Then, of course in the auto business you also have to innovate, and right now Ford's hybrid technologies are catching up to its competitors. Currently development costs are a little high for the next F-series of trucks. But considering it's the best-selling vehicle in the world, Ford has to make sure its next generation truck is built just right. I'm sure Alan is overseeing the project development of its next F Series, and to be honest I can't wait to see what's in store for America's toughest truck.
Not everything is perfect at Ford, but at least the person managing Ford was great at managing employees, resources, development, marketing, and supply chain. It's hard to find people this good, and it's also true that it would take someone who is about as brilliant as Alan to head up the job of turning around Microsoft.
Microsoft's success at the moment primarily stems from being able to sell business applications more so than products to consumers. However, there is a lot of potential in the consumer market as Apple has been able to exemplify this over and over again with each new product category.
Alan Mulally is still in the running to be the next CEO of Microsoft. The downside is that he's probably going to stay at Ford for all of 2014 until he moves over to his position at Microsoft making it difficult for him to make an easy transition. There is also speculation of Alan's abrupt exit from Ford based on speculation of Ford's untimely guidance. Either Ford is trying to its best to strap a chain around his neck or push him away as gracefully as possible.
However, if in the event Alan Mulally doesn't work at Microsoft as CEO it's more likely that it's because Alan chose not to than because Microsoft's board changed its mind. Understanding the consumer is hard, and trying to turn the perception around in a well-established brand like Ford was no ordinary feat, certainly Microsoft could tap into a bit of that brilliance. However, if Microsoft can't hire Alan Mulally, it's highly probable that Satya Nadella will be the next CEO.

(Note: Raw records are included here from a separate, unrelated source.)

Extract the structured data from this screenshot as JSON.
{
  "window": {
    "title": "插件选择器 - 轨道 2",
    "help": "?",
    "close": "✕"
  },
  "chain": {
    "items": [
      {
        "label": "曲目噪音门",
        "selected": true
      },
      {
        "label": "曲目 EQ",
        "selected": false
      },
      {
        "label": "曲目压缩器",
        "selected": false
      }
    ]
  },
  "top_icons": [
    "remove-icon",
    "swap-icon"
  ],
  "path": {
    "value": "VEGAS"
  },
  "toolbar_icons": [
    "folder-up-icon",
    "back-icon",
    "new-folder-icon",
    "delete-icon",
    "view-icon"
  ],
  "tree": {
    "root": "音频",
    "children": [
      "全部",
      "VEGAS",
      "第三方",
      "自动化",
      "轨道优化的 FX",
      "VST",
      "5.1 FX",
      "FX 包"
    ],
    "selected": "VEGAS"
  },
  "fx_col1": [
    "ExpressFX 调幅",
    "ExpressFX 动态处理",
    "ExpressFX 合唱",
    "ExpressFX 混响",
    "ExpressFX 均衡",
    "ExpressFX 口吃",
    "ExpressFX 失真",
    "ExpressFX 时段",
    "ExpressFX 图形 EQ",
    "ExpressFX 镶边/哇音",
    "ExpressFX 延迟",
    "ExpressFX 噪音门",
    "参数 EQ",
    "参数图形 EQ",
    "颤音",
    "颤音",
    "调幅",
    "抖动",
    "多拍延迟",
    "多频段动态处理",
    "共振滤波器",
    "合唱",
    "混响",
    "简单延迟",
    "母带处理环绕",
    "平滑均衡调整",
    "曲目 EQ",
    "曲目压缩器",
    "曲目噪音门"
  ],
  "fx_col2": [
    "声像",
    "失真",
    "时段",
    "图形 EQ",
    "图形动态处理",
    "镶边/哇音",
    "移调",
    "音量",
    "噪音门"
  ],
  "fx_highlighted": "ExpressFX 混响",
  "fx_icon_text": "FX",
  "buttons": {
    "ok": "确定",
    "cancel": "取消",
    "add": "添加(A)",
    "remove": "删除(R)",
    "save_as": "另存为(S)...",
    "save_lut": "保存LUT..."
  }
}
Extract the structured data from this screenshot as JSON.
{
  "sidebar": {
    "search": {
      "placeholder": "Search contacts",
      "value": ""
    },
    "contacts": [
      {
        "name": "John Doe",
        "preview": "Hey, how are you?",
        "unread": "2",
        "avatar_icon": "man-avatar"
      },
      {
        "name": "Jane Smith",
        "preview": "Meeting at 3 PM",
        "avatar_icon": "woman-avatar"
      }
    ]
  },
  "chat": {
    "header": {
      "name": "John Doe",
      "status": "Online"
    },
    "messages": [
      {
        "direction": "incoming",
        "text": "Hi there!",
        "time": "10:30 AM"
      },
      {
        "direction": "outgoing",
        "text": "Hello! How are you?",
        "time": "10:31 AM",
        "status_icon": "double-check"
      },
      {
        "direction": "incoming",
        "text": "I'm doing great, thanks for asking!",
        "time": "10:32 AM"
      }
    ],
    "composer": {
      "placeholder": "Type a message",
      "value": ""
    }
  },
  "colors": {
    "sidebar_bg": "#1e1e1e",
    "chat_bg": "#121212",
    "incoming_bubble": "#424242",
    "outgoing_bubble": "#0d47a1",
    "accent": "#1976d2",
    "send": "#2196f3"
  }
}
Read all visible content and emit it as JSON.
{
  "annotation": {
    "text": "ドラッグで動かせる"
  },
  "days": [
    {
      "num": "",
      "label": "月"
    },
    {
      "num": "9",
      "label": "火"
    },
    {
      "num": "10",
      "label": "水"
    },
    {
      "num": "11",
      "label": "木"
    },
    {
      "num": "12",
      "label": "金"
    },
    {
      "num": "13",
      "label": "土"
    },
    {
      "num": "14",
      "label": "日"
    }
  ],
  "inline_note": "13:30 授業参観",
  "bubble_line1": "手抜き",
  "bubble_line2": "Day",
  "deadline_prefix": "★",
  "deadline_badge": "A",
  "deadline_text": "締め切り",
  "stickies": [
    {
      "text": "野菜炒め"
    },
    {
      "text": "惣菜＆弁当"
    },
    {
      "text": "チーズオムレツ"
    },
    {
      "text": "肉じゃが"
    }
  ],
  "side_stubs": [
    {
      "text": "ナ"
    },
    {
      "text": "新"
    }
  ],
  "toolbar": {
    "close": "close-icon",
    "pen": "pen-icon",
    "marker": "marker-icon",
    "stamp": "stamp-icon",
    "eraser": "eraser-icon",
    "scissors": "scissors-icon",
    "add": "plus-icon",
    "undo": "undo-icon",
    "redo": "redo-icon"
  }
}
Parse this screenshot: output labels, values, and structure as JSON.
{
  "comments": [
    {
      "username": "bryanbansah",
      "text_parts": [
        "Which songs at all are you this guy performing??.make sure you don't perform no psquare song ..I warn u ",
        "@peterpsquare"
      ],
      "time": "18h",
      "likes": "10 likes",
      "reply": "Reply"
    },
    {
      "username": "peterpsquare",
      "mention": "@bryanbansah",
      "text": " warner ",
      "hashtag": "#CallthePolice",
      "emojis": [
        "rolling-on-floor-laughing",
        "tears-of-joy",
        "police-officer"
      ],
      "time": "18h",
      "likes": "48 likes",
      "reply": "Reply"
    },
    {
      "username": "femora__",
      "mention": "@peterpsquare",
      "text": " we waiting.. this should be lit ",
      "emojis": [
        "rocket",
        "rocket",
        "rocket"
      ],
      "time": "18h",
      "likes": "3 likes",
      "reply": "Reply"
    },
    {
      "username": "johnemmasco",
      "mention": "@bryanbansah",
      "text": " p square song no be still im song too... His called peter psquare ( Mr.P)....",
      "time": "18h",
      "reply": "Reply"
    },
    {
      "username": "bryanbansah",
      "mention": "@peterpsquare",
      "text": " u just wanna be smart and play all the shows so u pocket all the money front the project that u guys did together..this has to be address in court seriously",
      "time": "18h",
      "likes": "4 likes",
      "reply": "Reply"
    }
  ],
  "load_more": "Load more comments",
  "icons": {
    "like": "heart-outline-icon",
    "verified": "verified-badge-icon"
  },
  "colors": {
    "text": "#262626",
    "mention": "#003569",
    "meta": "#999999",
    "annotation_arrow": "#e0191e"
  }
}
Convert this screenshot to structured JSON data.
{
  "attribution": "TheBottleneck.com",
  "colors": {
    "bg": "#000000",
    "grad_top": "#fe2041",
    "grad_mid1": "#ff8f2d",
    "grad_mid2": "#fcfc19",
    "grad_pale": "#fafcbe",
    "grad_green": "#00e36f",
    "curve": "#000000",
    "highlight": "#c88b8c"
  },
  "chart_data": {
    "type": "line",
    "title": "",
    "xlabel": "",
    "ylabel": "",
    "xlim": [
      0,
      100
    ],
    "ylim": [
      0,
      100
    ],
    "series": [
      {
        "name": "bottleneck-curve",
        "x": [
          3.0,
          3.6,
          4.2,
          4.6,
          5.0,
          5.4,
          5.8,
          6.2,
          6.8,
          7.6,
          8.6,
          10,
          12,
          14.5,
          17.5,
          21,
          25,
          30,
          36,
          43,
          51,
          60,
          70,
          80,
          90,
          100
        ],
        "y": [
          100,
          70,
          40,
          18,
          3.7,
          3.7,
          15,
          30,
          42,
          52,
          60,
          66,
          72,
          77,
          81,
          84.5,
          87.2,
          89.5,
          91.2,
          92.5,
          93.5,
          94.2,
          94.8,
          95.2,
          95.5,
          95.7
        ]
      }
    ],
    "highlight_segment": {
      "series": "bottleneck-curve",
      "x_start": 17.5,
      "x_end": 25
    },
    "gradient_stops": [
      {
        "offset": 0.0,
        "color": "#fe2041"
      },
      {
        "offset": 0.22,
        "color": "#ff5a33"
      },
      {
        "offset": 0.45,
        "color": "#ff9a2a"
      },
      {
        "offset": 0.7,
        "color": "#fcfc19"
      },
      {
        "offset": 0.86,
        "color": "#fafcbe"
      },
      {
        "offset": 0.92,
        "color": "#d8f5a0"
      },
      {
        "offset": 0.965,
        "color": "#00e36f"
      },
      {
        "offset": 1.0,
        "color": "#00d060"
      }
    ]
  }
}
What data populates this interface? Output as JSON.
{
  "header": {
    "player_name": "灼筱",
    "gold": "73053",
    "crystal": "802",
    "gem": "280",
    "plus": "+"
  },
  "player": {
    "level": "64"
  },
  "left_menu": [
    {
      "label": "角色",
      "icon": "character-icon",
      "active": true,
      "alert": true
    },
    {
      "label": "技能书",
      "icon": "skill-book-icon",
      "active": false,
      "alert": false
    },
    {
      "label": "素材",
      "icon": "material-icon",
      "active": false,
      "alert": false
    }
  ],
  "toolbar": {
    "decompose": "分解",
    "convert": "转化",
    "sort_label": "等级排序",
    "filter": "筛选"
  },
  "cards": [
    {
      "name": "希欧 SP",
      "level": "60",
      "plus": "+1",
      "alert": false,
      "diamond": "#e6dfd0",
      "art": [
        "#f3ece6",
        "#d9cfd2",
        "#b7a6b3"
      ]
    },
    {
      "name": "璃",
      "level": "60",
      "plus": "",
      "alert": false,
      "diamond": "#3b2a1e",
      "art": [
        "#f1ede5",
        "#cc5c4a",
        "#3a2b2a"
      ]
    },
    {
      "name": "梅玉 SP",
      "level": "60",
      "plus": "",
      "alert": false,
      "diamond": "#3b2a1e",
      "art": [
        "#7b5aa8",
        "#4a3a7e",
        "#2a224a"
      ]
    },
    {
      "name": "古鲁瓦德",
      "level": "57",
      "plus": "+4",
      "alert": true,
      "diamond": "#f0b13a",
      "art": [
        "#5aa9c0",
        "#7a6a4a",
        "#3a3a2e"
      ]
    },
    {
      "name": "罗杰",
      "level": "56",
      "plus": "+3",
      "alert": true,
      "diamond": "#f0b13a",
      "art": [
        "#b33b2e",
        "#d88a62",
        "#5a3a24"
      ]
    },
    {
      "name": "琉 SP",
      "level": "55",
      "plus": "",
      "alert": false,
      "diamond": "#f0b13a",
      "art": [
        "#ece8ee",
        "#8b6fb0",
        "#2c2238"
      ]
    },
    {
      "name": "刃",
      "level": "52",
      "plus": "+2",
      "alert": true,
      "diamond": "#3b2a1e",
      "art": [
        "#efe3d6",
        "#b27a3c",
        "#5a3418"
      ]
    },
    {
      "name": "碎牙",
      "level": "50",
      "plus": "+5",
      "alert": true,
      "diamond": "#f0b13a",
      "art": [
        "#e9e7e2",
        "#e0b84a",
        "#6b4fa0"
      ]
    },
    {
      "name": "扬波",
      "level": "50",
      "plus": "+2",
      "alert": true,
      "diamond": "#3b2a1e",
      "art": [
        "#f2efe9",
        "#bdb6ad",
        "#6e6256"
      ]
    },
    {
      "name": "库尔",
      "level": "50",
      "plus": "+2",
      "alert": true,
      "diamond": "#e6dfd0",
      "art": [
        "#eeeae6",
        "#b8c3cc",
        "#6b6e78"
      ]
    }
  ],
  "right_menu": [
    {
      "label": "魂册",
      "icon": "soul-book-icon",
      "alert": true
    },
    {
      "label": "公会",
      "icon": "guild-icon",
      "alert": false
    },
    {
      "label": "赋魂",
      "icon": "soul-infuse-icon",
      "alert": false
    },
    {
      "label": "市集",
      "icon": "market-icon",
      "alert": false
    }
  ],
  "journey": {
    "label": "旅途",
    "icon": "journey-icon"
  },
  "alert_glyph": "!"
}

The problem with Satya Nadela is that he wasn't treated like the go-to successor. Steve Ballmer's announcement was rather sudden, so that eases my suspicions a little, but something really bothers me about Microsoft having to look through hundreds of candidates when a seemingly competent executive is right underneath their own nose. Perhaps, there's something that I simply don't know about Satya that the board acknowledges as a weakness for him to be the next CEO of Microsoft.
If I had to make a guess, Satya Nadela has very limited experience with running Microsoft's consumer business. That's the business that lost a lot of market share to small computing form factors, and had a near non-existent presence in mobile. So if anything, Microsoft has a problem with staying ahead of the innovation curve by pursuing products that simply don't exist yet. Sure, we don't want Microsoft to create another product flops like the Zune player. But at the same time, Microsoft's board and shareholders want something new, and I don't think anyone thinks of Satya Nadela as the go-to-guy for generating ideas on consumer product development.
But if it was so easy to create a product that every consumer wanted I'm sure everyone would be rich, so I'm not trying to downplay Satya as a competent candidate, just not one that was immediately chosen for CEO succession as in the case like Steve Mollenkopf at Qualcomm. So in the end, if it's not Alan Mulally it's most definitely Satya Nadella as he's done a great job at Microsoft, and it's his division that's holding up Microsoft's fort.